For the study, researchers from the University of Pittsburgh scanned the brains of 91 participants with an average age of 87, who did not suffer from any form of dementia.
The research team analyzed whether any plaques were present in the participants’ brains, and the stiffness of the participants’ arteries were measured around 2 years later.
Approximately half of all participants had beta-amyloid plaques. The researchers found that these participants were more likely to have high systolic blood pressure and higher average blood pressure, compared with those who did not have these plaques present.
Using the ankle-brachial index method – a test that identifies arterial insufficiency within a limb – the researchers found that participants with beta-amyloid plaques also demonstrated higher arterial stiffness.
Furthermore, for every increase in ankle-brachial arterial stiffness, it was found that the participants were twice as likely to have beta-amyloid plaques in their brain.

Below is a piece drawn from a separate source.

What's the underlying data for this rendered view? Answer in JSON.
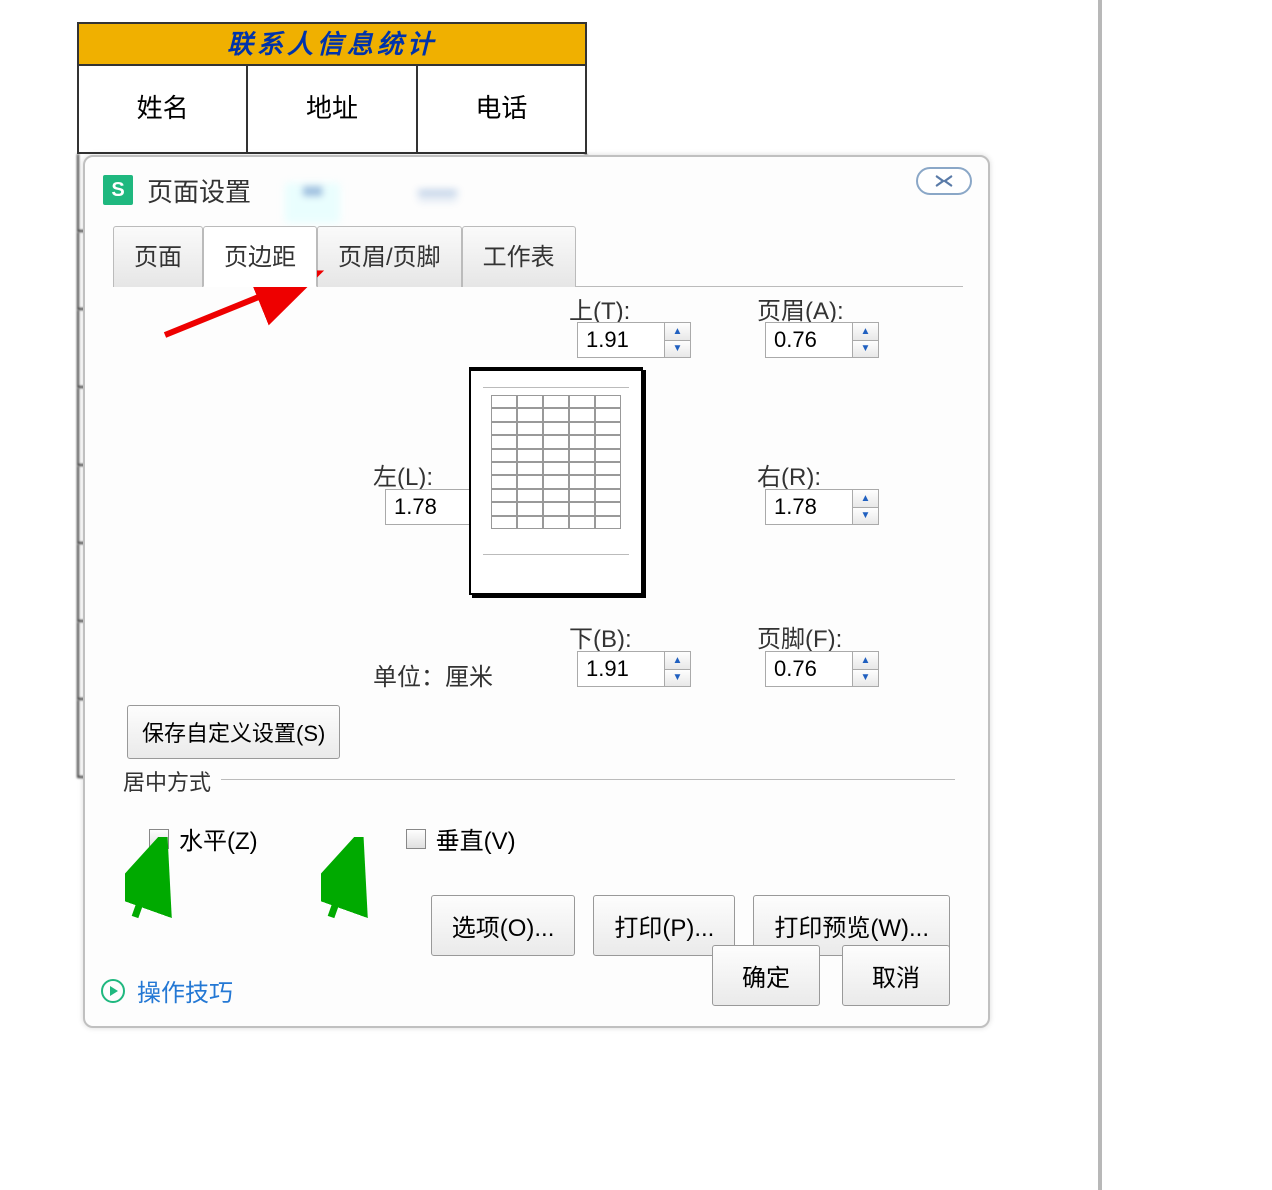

Those who had both amyloid plaques and white matter hyperintensities in the brain (brain lesions) were the most likely to demonstrate arterial stiffness.
Dr. Timothy M. Hughes of the University of Pittsburgh explained the findings to Medical News Today:
“Using pulse wave velocity (PWV) to measure arterial stiffness, we found that every unit (1 standard deviation) increase in systemic arterial stiffness was associated with a two-fold increase in the likelihood of having amyloid deposition in the brain.”
“Stiffer arteries also increases the likelihood of having both white matter disease and amyloid deposition in the brain.
Every unit increase in systemic and central PWV increases the odds of this ‘double hit’ (high amyloid and high white matter lesions) by 2.79- and 3.83-fold, respectively. These relationships were not only independent of age, gender and body mass index, but also current blood pressure and taking anti-hypertensive medications.”
Dr. Hughes told Medical News Today that further studies are needed to understand whether amyloid deposition in the brain is a cause or result of dementia.
“Studies like this suggest that amyloid deposition in the brain may also be an age-related phenomena in older adults, and modifiable risk factors, such as hypertension and arterial stiffness, may play an important role,” he says.
But he notes that the fact these relationships are independent of anti-hypertensive medication use is important, as it shows the effects of arterial stiffness are independent of current blood pressure. He also says current anti-hypertensive treatment targeting lowering blood pressure has “little-to-no effect” on reversing arterial stiffness.
“Our arteries continue to harden as we age,” Dr. Hughes adds. “Elevated blood pressure accelerates this stiffening. Current research shows that the best way to reduce and reverse arterial stiffness is to target cardiometabolic risk factors, such as obesity and insulin resistance, with physical activity and weight loss.”